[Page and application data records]
_ _ _ _

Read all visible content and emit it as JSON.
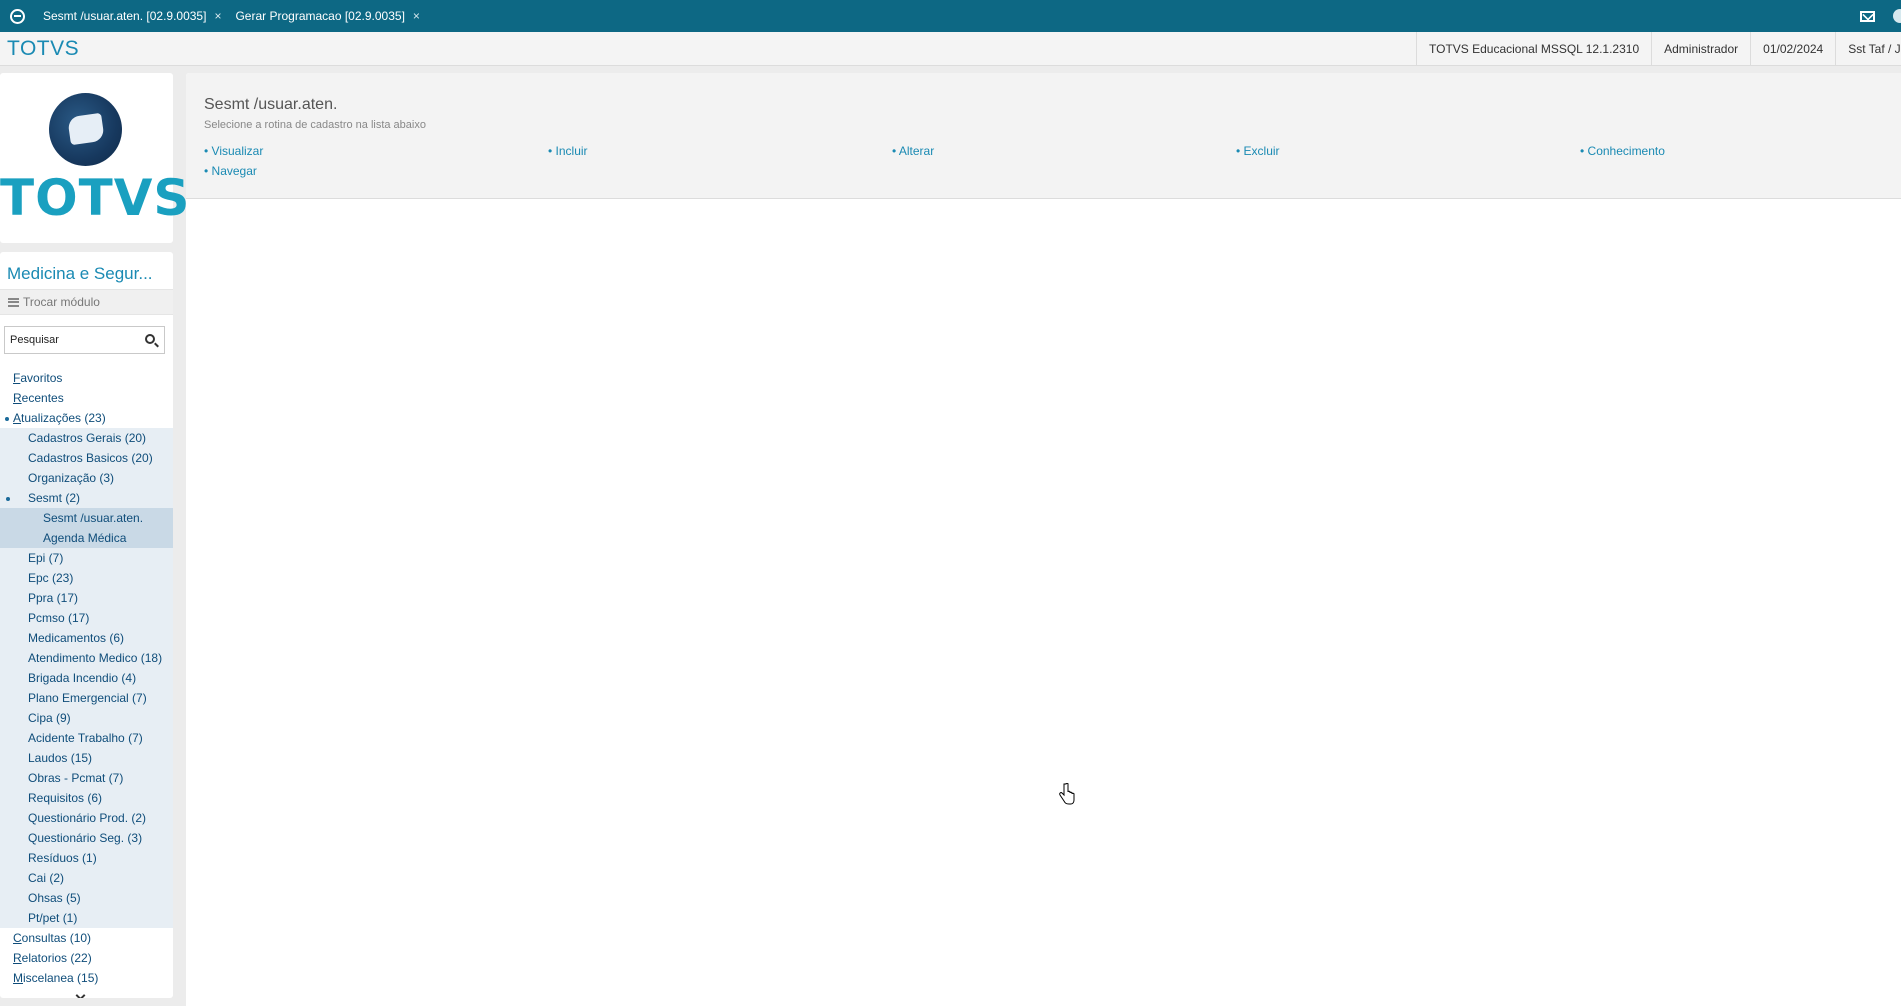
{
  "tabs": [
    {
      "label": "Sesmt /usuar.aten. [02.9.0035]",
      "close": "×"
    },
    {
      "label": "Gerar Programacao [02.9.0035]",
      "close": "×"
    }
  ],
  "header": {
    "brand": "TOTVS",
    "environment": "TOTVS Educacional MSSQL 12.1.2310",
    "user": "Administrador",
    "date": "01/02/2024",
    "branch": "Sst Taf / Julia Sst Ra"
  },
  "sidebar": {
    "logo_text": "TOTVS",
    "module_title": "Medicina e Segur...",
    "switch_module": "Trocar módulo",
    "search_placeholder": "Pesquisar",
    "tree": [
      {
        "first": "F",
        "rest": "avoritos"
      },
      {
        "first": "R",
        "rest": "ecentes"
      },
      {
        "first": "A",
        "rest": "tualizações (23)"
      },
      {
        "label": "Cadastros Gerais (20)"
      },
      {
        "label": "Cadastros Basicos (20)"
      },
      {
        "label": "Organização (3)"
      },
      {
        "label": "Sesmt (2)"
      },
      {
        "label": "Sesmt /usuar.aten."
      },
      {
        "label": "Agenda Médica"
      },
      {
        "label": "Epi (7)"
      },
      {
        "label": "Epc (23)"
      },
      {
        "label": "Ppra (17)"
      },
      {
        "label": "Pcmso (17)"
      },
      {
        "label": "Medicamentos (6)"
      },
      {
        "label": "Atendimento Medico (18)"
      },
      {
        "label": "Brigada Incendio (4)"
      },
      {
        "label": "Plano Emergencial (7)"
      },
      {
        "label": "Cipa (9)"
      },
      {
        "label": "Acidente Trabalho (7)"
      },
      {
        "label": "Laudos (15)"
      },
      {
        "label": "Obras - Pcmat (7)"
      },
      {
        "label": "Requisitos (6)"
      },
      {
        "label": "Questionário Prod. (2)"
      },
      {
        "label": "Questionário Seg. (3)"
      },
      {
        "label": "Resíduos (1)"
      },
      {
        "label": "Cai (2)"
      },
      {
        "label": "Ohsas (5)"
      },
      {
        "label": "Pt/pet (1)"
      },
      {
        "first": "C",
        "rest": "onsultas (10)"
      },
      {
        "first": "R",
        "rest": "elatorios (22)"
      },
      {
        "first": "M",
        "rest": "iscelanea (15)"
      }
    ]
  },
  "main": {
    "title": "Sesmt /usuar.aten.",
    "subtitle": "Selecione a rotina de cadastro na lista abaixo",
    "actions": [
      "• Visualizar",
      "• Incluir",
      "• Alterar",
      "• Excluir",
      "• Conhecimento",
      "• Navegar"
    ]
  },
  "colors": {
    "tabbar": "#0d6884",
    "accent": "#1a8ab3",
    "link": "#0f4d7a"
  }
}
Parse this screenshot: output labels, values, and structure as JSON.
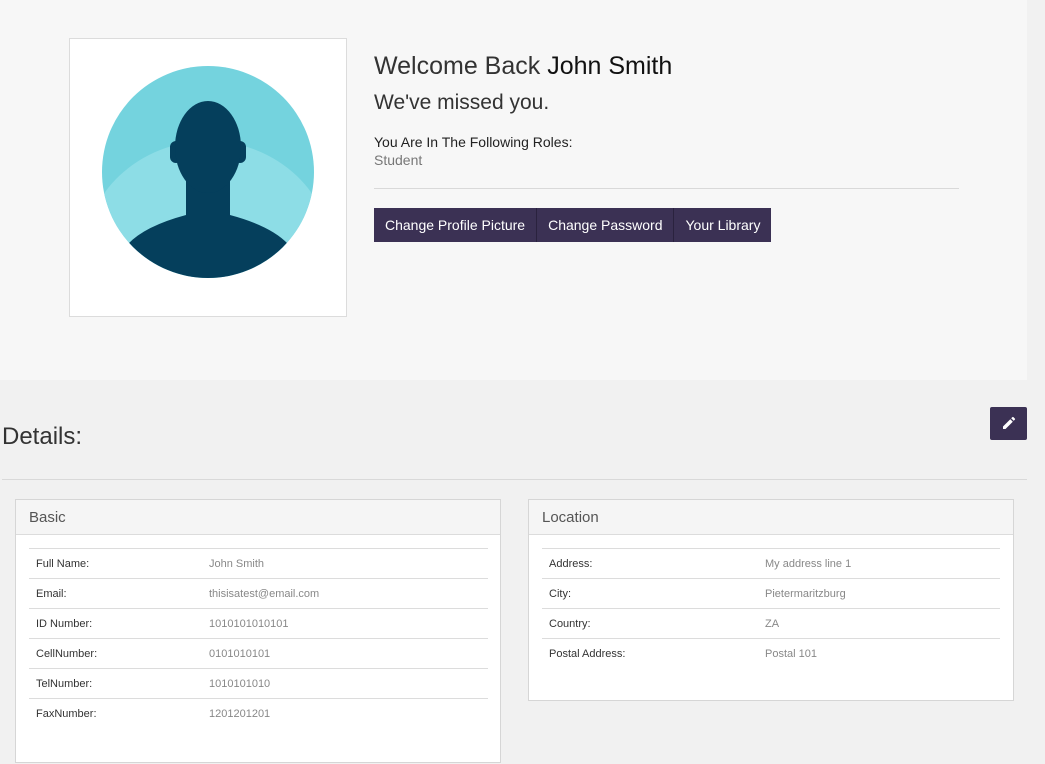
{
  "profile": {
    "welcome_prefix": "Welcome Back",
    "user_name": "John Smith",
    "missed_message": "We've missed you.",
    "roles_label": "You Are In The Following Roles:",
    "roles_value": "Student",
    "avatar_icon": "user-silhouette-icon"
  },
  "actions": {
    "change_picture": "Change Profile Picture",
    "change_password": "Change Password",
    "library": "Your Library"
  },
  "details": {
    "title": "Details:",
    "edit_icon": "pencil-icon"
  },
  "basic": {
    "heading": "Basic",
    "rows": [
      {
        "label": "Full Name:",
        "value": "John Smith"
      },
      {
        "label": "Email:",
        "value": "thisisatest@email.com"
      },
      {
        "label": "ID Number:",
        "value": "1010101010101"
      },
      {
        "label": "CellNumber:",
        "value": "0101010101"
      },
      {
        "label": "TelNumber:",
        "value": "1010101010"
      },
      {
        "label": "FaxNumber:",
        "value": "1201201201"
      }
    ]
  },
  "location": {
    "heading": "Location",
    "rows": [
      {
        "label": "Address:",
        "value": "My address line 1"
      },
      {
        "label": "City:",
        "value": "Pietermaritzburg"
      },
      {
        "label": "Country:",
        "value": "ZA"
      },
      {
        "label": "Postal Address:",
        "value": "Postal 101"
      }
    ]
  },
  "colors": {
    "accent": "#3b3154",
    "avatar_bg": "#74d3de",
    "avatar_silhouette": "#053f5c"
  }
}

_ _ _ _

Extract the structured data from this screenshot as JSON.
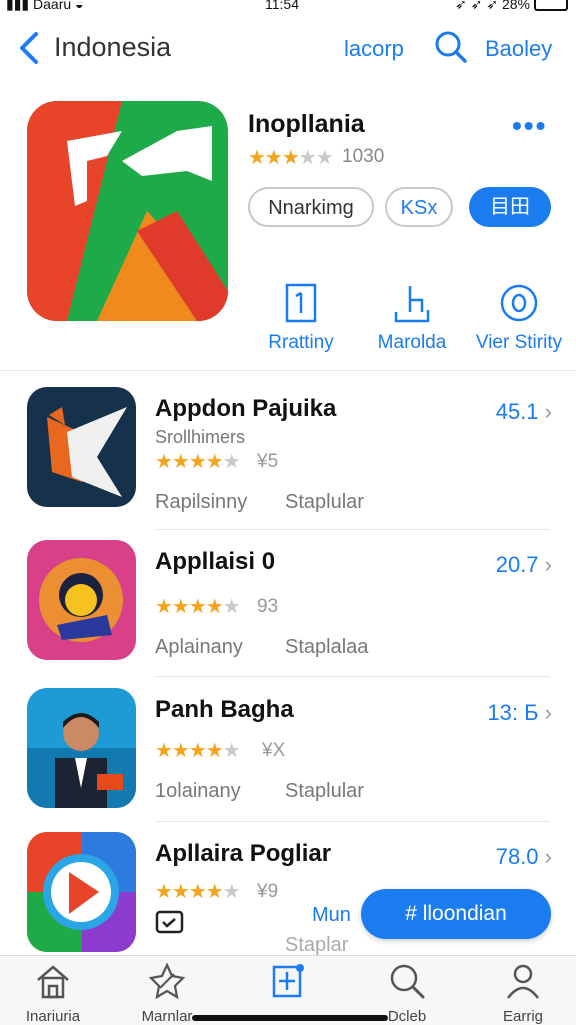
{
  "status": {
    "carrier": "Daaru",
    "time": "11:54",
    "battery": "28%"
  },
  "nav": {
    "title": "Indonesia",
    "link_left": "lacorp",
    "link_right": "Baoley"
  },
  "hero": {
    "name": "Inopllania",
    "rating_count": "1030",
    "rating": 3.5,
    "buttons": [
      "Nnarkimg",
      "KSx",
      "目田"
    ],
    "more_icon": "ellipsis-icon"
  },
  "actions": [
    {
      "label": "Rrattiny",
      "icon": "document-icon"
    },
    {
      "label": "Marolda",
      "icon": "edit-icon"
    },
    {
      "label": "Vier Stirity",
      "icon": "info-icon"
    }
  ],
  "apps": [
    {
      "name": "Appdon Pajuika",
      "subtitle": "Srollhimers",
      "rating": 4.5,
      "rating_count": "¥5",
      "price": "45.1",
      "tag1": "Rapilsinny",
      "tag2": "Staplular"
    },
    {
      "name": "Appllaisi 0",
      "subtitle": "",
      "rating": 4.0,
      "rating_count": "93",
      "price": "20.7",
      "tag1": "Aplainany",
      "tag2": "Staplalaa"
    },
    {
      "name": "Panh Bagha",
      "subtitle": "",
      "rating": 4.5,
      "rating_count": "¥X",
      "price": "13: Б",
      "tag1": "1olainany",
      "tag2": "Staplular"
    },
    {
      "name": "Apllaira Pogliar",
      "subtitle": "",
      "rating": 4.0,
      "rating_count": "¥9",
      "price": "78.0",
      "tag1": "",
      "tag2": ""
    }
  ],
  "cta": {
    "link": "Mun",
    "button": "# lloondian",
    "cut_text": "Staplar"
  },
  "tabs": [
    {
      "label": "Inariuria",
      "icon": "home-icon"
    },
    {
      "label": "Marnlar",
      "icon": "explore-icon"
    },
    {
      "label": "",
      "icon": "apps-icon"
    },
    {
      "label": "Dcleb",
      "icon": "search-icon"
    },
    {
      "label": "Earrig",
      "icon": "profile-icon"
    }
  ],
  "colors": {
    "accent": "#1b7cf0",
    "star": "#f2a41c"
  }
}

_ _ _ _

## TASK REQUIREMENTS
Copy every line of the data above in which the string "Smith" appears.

## WRITTEN ANSWER
    "user_name": "John Smith",
        "value": "John Smith"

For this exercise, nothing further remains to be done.